Tripp records the students' predictions and continues with the experiment so students can see which "weather forecasts" were the most accurate ones.

Tripp's students also write a book called The Important Book About Weather. The book includes student-written definitions of more than 30 weather-related terms they've come to know and use---terms such as precipitation, atmosphere, warm front, and water cycle.

"Weather is an important part of our daily lives and it affects us all, " Tripp says. "Having the weather station in our school has made the weather more real for all of us. Our weather curriculum used to be all textbook, but now it's real hands-on."

Article by Gary Hopkins
Education World® Editor-in-Chief
Copyright © 1997 Education World

Related Sites

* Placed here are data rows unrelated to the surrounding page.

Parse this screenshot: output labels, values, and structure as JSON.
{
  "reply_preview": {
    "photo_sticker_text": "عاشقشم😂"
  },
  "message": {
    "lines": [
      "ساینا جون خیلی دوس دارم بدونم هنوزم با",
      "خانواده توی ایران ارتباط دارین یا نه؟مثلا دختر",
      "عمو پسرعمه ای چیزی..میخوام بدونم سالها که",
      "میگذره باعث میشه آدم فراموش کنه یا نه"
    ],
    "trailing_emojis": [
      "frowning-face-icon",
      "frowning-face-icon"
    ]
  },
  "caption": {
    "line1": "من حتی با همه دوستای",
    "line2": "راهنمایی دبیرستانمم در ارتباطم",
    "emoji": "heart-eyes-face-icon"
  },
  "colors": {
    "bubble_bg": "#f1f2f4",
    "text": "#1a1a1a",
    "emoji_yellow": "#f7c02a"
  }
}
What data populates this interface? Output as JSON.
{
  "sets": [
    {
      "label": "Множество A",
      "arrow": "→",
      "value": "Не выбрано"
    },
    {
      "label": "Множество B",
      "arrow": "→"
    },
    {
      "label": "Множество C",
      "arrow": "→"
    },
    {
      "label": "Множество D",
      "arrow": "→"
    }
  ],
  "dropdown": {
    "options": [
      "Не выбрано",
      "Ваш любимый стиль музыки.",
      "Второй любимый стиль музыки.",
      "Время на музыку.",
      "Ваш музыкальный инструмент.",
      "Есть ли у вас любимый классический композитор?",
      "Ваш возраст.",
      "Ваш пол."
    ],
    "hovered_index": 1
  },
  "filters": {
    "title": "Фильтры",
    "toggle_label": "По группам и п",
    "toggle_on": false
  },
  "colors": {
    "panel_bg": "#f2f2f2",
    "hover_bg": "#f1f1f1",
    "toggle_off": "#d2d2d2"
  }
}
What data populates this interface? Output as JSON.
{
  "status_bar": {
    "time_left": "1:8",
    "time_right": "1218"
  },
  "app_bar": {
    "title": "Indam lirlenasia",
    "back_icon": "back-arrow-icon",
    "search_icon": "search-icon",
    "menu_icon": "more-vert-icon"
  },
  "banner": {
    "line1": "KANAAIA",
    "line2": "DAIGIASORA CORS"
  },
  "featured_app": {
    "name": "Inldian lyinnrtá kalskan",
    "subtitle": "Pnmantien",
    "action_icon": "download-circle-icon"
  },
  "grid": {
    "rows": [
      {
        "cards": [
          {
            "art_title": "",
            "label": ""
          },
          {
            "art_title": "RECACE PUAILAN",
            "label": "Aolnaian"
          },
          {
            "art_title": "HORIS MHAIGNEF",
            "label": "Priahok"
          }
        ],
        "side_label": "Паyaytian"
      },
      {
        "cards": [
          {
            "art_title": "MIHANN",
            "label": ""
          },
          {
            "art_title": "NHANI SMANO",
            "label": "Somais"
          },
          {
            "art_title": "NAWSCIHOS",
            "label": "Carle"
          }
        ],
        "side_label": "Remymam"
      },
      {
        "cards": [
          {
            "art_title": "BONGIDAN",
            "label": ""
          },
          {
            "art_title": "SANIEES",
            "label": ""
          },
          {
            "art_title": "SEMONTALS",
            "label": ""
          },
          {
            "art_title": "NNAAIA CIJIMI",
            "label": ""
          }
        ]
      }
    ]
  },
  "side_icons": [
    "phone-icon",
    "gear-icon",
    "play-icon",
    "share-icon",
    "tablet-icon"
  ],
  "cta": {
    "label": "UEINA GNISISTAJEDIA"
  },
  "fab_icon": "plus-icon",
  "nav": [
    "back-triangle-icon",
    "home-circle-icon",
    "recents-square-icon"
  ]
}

  • Weather pages provide current weather news and information from CNN, USA Today, The Weather Channel, and Intellicast.
  • eather Activities from Houghton Mifflin Activities for grades 2 to 4 include tracking local weather, measuring rainfall, making a wind vane to gauge wind direction, and using graphic organizers to present a "weather picture."
  • 11 News NetLine Includes Mike Madson's latest weather forecast from Channel 11 in Colorado Springs. (Note: Does not include specific mentions of Ute Pass Elementary School or Chipita Park.)
  • Automated Weather Source OnLine Click in the left-hand column for a real-time view of weather conditions at a handful of TV stations or schools across the United States.
  • Your Personal AccuWeather Sign up for your personalized real-time weather forecast. Your Personal AccuWeather does not require any special equipment and there is no software to download. It's up-to-the-second, accurate, convenient, and easy-to-use.

Links updated 04/03/2008